In this way, and many others, we have abandoned logic and reason for emotion. We take a stand for what feels right instead of what is logically possible. In addition to this emotional governance, we’ve been indoctrinated to believe that conflict is a bad word. Progressive ideals have been so fully-assimilated into our culture that we prize progress (e.g. moral and cultural erosion) over principled opposition. Thus we see progressive Republicans asking for compromise and standing with the Left, helping to vilify conservatives for their stubbornness to get into the boxcar. Too often we crave compromise and run from conflict, when we should crave conflict and run from compromise, when the stakes are ideological.

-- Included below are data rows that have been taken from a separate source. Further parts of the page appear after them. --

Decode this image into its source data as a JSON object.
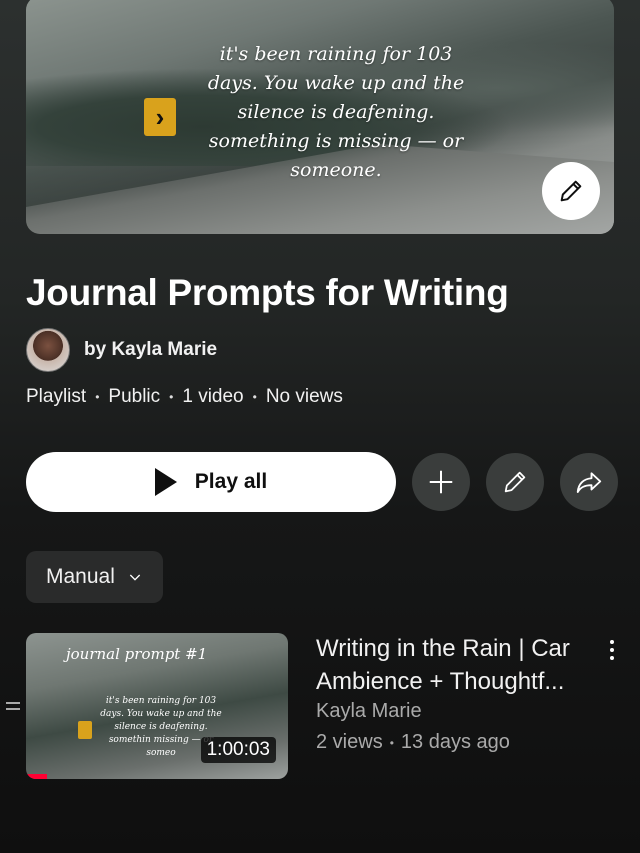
{
  "playlist": {
    "thumbnail_caption": "it's been raining for 103 days. You wake up and the silence is deafening. something is missing — or someone.",
    "title": "Journal Prompts for Writing",
    "owner": "by Kayla Marie",
    "meta": [
      "Playlist",
      "Public",
      "1 video",
      "No views"
    ]
  },
  "actions": {
    "play_all_label": "Play all",
    "icons": [
      "plus-icon",
      "pencil-icon",
      "share-icon"
    ]
  },
  "sort": {
    "label": "Manual"
  },
  "videos": [
    {
      "title": "Writing in the Rain | Car Ambience + Thoughtf...",
      "channel": "Kayla Marie",
      "views": "2 views",
      "age": "13 days ago",
      "duration": "1:00:03",
      "thumb_title": "journal prompt #1",
      "thumb_caption": "it's been raining for 103 days. You wake up and the silence is deafening. somethin missing — or someo",
      "watched_fraction": 0.08
    }
  ],
  "colors": {
    "accent": "#ff0033",
    "background": "#0f0f0f"
  }
}
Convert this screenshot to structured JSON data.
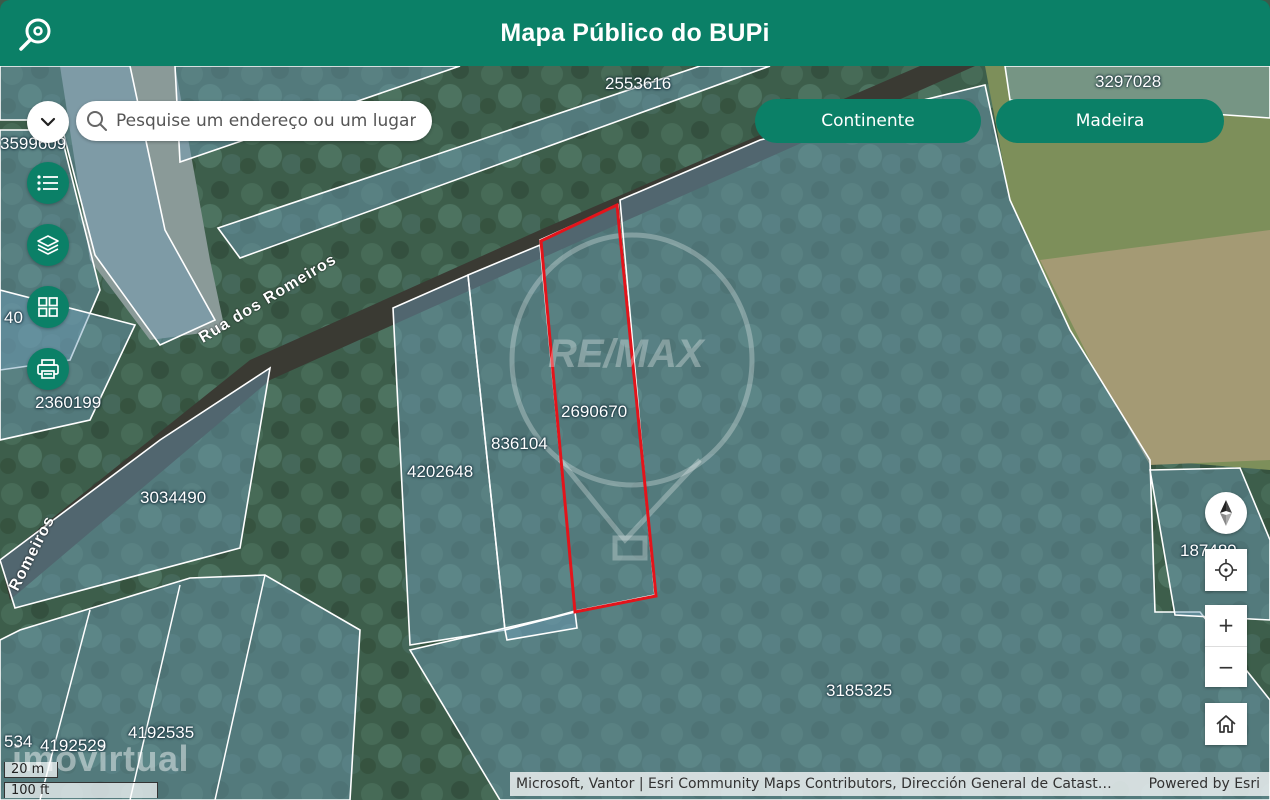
{
  "header": {
    "title": "Mapa Público do BUPi"
  },
  "search": {
    "placeholder": "Pesquise um endereço ou um lugar"
  },
  "region_buttons": {
    "continente": "Continente",
    "madeira": "Madeira"
  },
  "zoom": {
    "in_label": "+",
    "out_label": "−"
  },
  "parcels": [
    {
      "id": "2553616"
    },
    {
      "id": "3297028"
    },
    {
      "id": "3599609"
    },
    {
      "id": "40"
    },
    {
      "id": "2360199"
    },
    {
      "id": "3034490"
    },
    {
      "id": "4202648"
    },
    {
      "id": "836104"
    },
    {
      "id": "2690670"
    },
    {
      "id": "3185325"
    },
    {
      "id": "187489"
    },
    {
      "id": "4192535"
    },
    {
      "id": "4192529"
    },
    {
      "id": "534"
    }
  ],
  "roads": [
    {
      "name": "Rua dos Romeiros"
    },
    {
      "name": "Romeiros"
    }
  ],
  "watermark": {
    "text": "imovirtual",
    "center_logo": "RE/MAX"
  },
  "scale": {
    "metric": "20 m",
    "imperial": "100 ft"
  },
  "attribution": {
    "text": "Microsoft, Vantor | Esri Community Maps Contributors, Dirección General de Catast…",
    "powered": "Powered by Esri"
  },
  "colors": {
    "brand": "#0b8067",
    "selected_parcel": "#e3141b",
    "parcel_fill": "#6e9db8"
  }
}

The political climate in America today is not a result of disagreement on policy. This is not a political spat which will blow over in an election cycle or two. This is an ideological war over the future of America and (by proxy) the rest of Western civilization. It’s clear that there is no other “shining city on a hill”. It is us and then….nada.
So when we see the footage and watch the interviews from places like Ferguson and Murrieta, it’s readily apparent that the two sides aren’t even sharing the same ballpark. Those who held the line against immigration anarchy in Murrieta stood for the rule of law, a secure border, and a clear legal immigration policy. How does one compromise on any of those positions without losing the foundation of your position as a whole? Should they settle for adherence to the rule of law every other week? Should they accept a mostly-secure border? Or a moderately-clear immigration policy?

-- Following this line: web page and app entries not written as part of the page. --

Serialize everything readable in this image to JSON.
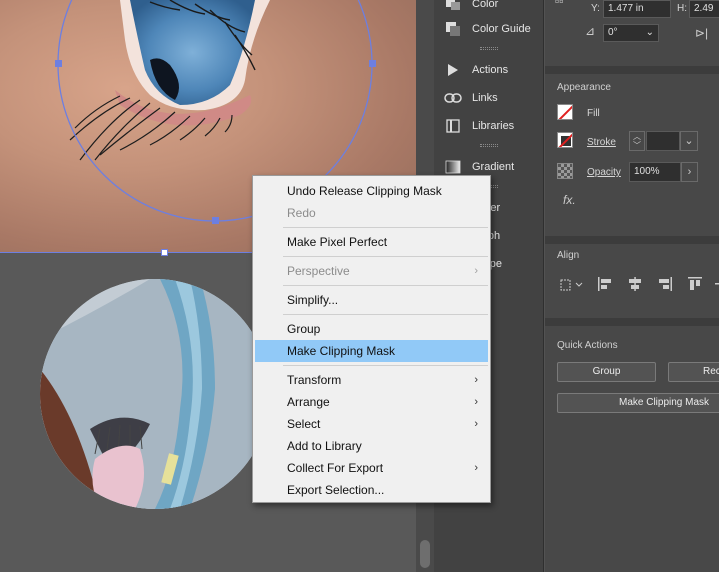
{
  "context_menu": {
    "items": [
      {
        "label": "Undo Release Clipping Mask",
        "enabled": true
      },
      {
        "label": "Redo",
        "enabled": false
      },
      {
        "label": "Make Pixel Perfect",
        "enabled": true
      },
      {
        "label": "Perspective",
        "enabled": false,
        "submenu": true
      },
      {
        "label": "Simplify...",
        "enabled": true
      },
      {
        "label": "Group",
        "enabled": true
      },
      {
        "label": "Make Clipping Mask",
        "enabled": true,
        "highlighted": true
      },
      {
        "label": "Transform",
        "enabled": true,
        "submenu": true
      },
      {
        "label": "Arrange",
        "enabled": true,
        "submenu": true
      },
      {
        "label": "Select",
        "enabled": true,
        "submenu": true
      },
      {
        "label": "Add to Library",
        "enabled": true
      },
      {
        "label": "Collect For Export",
        "enabled": true,
        "submenu": true
      },
      {
        "label": "Export Selection...",
        "enabled": true
      }
    ],
    "submenu_arrow": "›"
  },
  "dock": {
    "items": [
      {
        "label": "Color",
        "icon": "color-icon"
      },
      {
        "label": "Color Guide",
        "icon": "color-guide-icon"
      },
      {
        "label": "Actions",
        "icon": "play-icon"
      },
      {
        "label": "Links",
        "icon": "link-icon"
      },
      {
        "label": "Libraries",
        "icon": "libraries-icon"
      },
      {
        "label": "Gradient",
        "icon": "gradient-icon"
      },
      {
        "label": "racter"
      },
      {
        "label": "graph"
      },
      {
        "label": "nType"
      }
    ]
  },
  "properties": {
    "transform": {
      "y_label": "Y:",
      "y_value": "1.477 in",
      "h_label": "H:",
      "h_value": "2.49",
      "rotate_value": "0°"
    },
    "appearance": {
      "title": "Appearance",
      "fill_label": "Fill",
      "stroke_label": "Stroke",
      "opacity_label": "Opacity",
      "opacity_value": "100%",
      "fx_label": "fx."
    },
    "align": {
      "title": "Align"
    },
    "quick_actions": {
      "title": "Quick Actions",
      "group_button": "Group",
      "recolor_button": "Reco",
      "clip_button": "Make Clipping Mask"
    }
  },
  "colors": {
    "menu_highlight": "#91c9f7",
    "selection": "#6d7fe0",
    "fill_none_slash": "#e02020"
  }
}
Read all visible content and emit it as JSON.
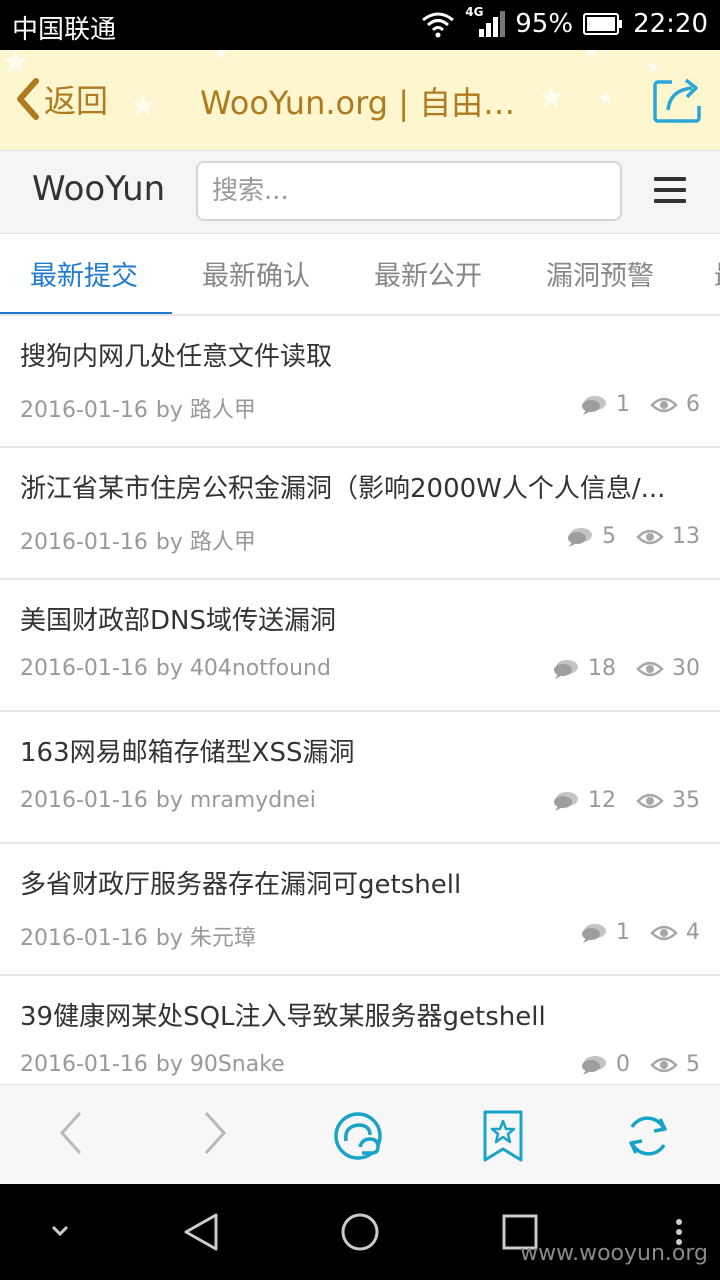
{
  "status_bar": {
    "carrier": "中国联通",
    "network": "4G",
    "battery": "95%",
    "time": "22:20"
  },
  "browser": {
    "back_label": "返回",
    "page_title": "WooYun.org | 自由平台",
    "share_icon": "share-icon"
  },
  "site_header": {
    "brand": "WooYun",
    "search_placeholder": "搜索...",
    "menu_icon": "hamburger-menu-icon"
  },
  "tabs": [
    {
      "label": "最新提交",
      "active": true
    },
    {
      "label": "最新确认",
      "active": false
    },
    {
      "label": "最新公开",
      "active": false
    },
    {
      "label": "漏洞预警",
      "active": false
    }
  ],
  "items": [
    {
      "title": "搜狗内网几处任意文件读取",
      "date": "2016-01-16",
      "author": "by 路人甲",
      "comments": "1",
      "views": "6"
    },
    {
      "title": "浙江省某市住房公积金漏洞（影响2000W人个人信息/...",
      "date": "2016-01-16",
      "author": "by 路人甲",
      "comments": "5",
      "views": "13"
    },
    {
      "title": "美国财政部DNS域传送漏洞",
      "date": "2016-01-16",
      "author": "by 404notfound",
      "comments": "18",
      "views": "30"
    },
    {
      "title": "163网易邮箱存储型XSS漏洞",
      "date": "2016-01-16",
      "author": "by mramydnei",
      "comments": "12",
      "views": "35"
    },
    {
      "title": "多省财政厅服务器存在漏洞可getshell",
      "date": "2016-01-16",
      "author": "by 朱元璋",
      "comments": "1",
      "views": "4"
    },
    {
      "title": "39健康网某处SQL注入导致某服务器getshell",
      "date": "2016-01-16",
      "author": "by 90Snake",
      "comments": "0",
      "views": "5"
    }
  ],
  "watermark": "www.wooyun.org",
  "colors": {
    "accent": "#1f7bd0",
    "browser_bar_bg": "#fdf6cf",
    "browser_text": "#b07a1e",
    "toolbar_icon": "#1aa3c8"
  }
}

The reality is that one of the worldviews on display in America will win. We will either complete the fundamental transformation into a socialist, progressive state or we will return to our roots of liberty, bucking the whip and chain. So for us to pretend that if we play enough patty cake they’ll give us our Legos back is beyond naïve, it is dangerous. There is only one way conservatism will prevail and that is by fighting this ideological war wherever we encounter resistance. It will undoubtedly provoke hatred.
We’ve seen glimpses of the riotous wrath which bubbles to the surface whenever conservatives dare to draw a line in the sand. When Vice-Presidential candidate Sarah Palin sent salvos across the bow of USS Obama in her nomination acceptance speech, the conservative base was rejuvenated almost overnight. As was the hateful opposition, who dragged her name, family, and career through the mud in order to compromise her candidacy. But Sarracuda is still standing, stronger than ever; as are the principles of Constitutional conservatism. We can either confront Totalitarianism in America, paying the requisite price, or we can kiss the ring of Compromise, purchasing the esteem of total strangers at the cost of our nation’s soul.